Whilst browsing my local Chapters-Indigo, trying to find a half-decent use for a recent well-appreciated gift-card, this jumped out at me:
I couldn’t resist. One of the features that attracted me to it was the brevity of the (many) chapters. Because it is broken up into small bits, it makes for good blogging material. Thus, I hope in the weeks ahead, to occasionally blog on things that strike me as interesting. I pretend to no expertise on economics, and almost as little on politics. Hopefully, still, someone besides me will find it interesting.
To begin, a comment on the introduction, and on the first essay by Michael Lewis. Janet Bryne writes in her introduction:
Occupy Wall Street has the rare distinction of being a protest movement that even the objects of its attack can find little fault with. According to the Spectrem Group, a consulting firm serving ultra-high-net-worth individuals, 61 percent to 68 percent of millionaires support raising taxes on millionaires. Although every banker [we learn later that Paul Volcker is the only exception–AF] I approached to participate in this book, including JP Morgan Chase CEO Jamie Dimon, politely declined, it was impossible not to sense that, behind the scrim, income equality was a subject that everyone, even bankers, wanted to speak about. [xvi]

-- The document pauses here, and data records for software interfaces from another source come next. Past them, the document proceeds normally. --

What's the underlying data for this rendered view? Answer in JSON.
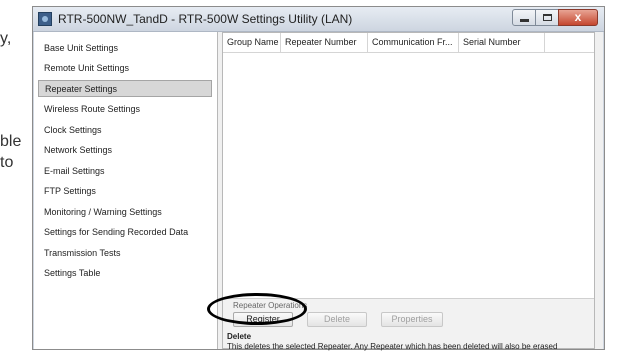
{
  "background": {
    "lines": [
      "y,",
      "ble",
      "to"
    ]
  },
  "window": {
    "title": "RTR-500NW_TandD - RTR-500W Settings Utility (LAN)",
    "controls": {
      "minimize": "minimize",
      "maximize": "maximize",
      "close": "x"
    }
  },
  "sidebar": {
    "items": [
      {
        "label": "Base Unit Settings",
        "selected": false
      },
      {
        "label": "Remote Unit Settings",
        "selected": false
      },
      {
        "label": "Repeater Settings",
        "selected": true
      },
      {
        "label": "Wireless Route Settings",
        "selected": false
      },
      {
        "label": "Clock Settings",
        "selected": false
      },
      {
        "label": "Network Settings",
        "selected": false
      },
      {
        "label": "E-mail Settings",
        "selected": false
      },
      {
        "label": "FTP Settings",
        "selected": false
      },
      {
        "label": "Monitoring / Warning Settings",
        "selected": false
      },
      {
        "label": "Settings for Sending Recorded Data",
        "selected": false
      },
      {
        "label": "Transmission Tests",
        "selected": false
      },
      {
        "label": "Settings Table",
        "selected": false
      }
    ]
  },
  "table": {
    "columns": [
      "Group Name",
      "Repeater Number",
      "Communication Fr...",
      "Serial Number"
    ]
  },
  "operations": {
    "label": "Repeater Operations",
    "register": "Register",
    "delete": "Delete",
    "properties": "Properties",
    "desc_title": "Delete",
    "desc_text": "This deletes the selected Repeater. Any Repeater which has been deleted will also be erased"
  }
}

As always, when I read statistic assertions, I think of that infamous quote about statistics. But let’s assume this is true. Is this a remarkable fact? Perhaps it is; many would say these people are voting against their own interests. But I wonder if this is not, in a way, defining “self-interest” in a rather Darwinian way, as pitting the survival of one against the survival of the other. Is it really in the interest of millionaires to always vote to lower taxes on themselves? Consider a possible analogy: a man who knows he is going to binge drink at a party, and therefore takes the precaution of giving his keys to his friends. Prudent people sometimes act in ways that might, on first glance, seem to harm themselves by restricting their freedom of choice, but which, on a more thorough analysis, at least preserve their external conformity to the standards of goodness written on their nature as social beings.
In the first chapter, Michael Lewis gives us a 1%-er Screwtape writing to his posse of 1%er Wormwoods. He expresses (in his indirect way) what he believes the 1% have to hope for, if they want to survive with their privilege intact:

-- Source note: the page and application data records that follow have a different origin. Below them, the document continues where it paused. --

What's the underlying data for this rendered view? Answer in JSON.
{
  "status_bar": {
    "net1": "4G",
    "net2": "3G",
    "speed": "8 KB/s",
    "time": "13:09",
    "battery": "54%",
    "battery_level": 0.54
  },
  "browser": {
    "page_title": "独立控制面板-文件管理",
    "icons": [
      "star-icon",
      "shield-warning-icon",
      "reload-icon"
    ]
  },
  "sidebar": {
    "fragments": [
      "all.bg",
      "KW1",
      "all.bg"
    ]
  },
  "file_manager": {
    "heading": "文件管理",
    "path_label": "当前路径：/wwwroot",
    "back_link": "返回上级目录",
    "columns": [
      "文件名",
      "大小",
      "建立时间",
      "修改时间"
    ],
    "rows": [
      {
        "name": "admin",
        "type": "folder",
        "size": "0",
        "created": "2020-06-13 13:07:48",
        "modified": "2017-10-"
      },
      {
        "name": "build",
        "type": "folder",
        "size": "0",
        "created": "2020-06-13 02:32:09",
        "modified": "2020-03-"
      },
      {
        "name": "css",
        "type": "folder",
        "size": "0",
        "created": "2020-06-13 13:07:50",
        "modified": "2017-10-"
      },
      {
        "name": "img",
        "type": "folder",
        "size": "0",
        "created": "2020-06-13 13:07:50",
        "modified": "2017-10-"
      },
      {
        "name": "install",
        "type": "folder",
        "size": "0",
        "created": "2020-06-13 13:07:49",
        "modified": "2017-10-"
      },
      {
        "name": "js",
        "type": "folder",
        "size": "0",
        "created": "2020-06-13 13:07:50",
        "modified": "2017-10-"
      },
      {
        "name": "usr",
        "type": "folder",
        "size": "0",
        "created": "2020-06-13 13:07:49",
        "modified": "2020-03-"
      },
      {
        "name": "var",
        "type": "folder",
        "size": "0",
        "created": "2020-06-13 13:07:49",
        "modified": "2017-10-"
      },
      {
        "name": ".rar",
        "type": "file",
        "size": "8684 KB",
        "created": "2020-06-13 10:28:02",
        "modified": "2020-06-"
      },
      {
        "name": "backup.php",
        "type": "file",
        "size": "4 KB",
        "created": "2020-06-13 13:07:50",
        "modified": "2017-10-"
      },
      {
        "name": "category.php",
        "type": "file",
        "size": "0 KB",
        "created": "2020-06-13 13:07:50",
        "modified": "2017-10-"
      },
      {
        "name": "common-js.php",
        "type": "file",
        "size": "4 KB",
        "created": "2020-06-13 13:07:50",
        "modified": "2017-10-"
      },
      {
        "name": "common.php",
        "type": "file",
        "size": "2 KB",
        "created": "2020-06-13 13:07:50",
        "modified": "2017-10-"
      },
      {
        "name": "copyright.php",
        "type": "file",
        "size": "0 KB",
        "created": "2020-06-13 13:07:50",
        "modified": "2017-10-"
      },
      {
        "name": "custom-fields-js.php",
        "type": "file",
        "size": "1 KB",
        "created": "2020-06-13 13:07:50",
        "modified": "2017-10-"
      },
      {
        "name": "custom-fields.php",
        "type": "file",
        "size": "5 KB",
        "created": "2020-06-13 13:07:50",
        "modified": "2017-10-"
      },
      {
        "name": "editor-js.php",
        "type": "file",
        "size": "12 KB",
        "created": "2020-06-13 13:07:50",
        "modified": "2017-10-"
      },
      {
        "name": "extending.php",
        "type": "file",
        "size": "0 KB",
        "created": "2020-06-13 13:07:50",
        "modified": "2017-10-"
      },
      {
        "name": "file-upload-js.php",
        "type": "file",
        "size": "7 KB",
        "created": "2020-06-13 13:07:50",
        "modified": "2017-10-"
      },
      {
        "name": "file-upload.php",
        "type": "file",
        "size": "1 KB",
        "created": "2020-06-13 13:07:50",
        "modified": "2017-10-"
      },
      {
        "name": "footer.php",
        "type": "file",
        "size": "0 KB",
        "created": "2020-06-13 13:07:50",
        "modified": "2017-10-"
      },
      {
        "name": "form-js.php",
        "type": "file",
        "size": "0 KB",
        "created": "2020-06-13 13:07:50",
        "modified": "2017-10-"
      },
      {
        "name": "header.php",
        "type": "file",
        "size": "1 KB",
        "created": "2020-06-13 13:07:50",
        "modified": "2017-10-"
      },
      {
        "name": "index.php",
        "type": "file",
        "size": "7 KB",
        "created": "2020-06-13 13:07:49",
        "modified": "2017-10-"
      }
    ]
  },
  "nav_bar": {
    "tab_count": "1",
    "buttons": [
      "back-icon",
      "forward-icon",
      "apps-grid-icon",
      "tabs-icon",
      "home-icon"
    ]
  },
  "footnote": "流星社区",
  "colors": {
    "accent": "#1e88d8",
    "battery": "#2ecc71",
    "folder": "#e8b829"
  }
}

The modern Greeks offer the example in the world today that is, the committee has determined, best in class. Ordinary Greeks seldom harass their rich, for the simple reason that they have no idea where to find them. To a member of the Greek Lower 99 a Greek Upper One is as good as invisible. He pays no taxes, lives no place, and bears no relationship to his fellow citizens. As the public expects nothing of him, he always meets, and sometimes even exceeds, their expectations. As a result, the chief concern of the ordinary Greek about the rich Greek is that he will cease to pay the occasional visit.

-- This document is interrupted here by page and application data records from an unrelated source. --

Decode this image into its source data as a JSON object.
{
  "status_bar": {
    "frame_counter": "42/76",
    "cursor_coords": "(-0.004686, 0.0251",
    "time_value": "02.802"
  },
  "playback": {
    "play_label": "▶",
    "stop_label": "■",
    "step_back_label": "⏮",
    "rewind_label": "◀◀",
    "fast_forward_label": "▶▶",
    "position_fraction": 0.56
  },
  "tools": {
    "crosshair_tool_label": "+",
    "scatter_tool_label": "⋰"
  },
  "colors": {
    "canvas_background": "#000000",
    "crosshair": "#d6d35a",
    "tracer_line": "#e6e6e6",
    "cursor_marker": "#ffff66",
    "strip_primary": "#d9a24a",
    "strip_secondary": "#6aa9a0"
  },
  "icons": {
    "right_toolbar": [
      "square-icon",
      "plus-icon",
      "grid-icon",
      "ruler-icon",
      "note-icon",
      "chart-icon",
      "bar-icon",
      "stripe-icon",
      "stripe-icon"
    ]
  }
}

That is the sort of relationships with the Lower 99 we must cultivate if we are to survive. We must inculcate, in ourselves as much as them, the understanding that our relationship to each other is provisional, almost accidental, and their claims on us non-existent. 
This passage lept out at me because it poignantly expressed the inversion of the natural law that Emil Brunner described in his Justice and the Social Order, as I’ve noted before. Instead of the classes seeing each other as part of an organic whole which must work in an integrated and mutually beneficial manner to achieve the common good, the rich, in Lewis’ fictional letter, are counselling themselves to believe they have no obligations to people they have not contracted to fulfill. If (and I write this conditionally because Lewis is imagining this dialogue, and offers no proof here that it corresponds to the actual beliefs of any sizeable portion of rich people) this is how the 1% really think of themselves, then they are ultimately only harming themselves, just as an arm which decided it could survive just fine without the body would soon learn it is not the whole.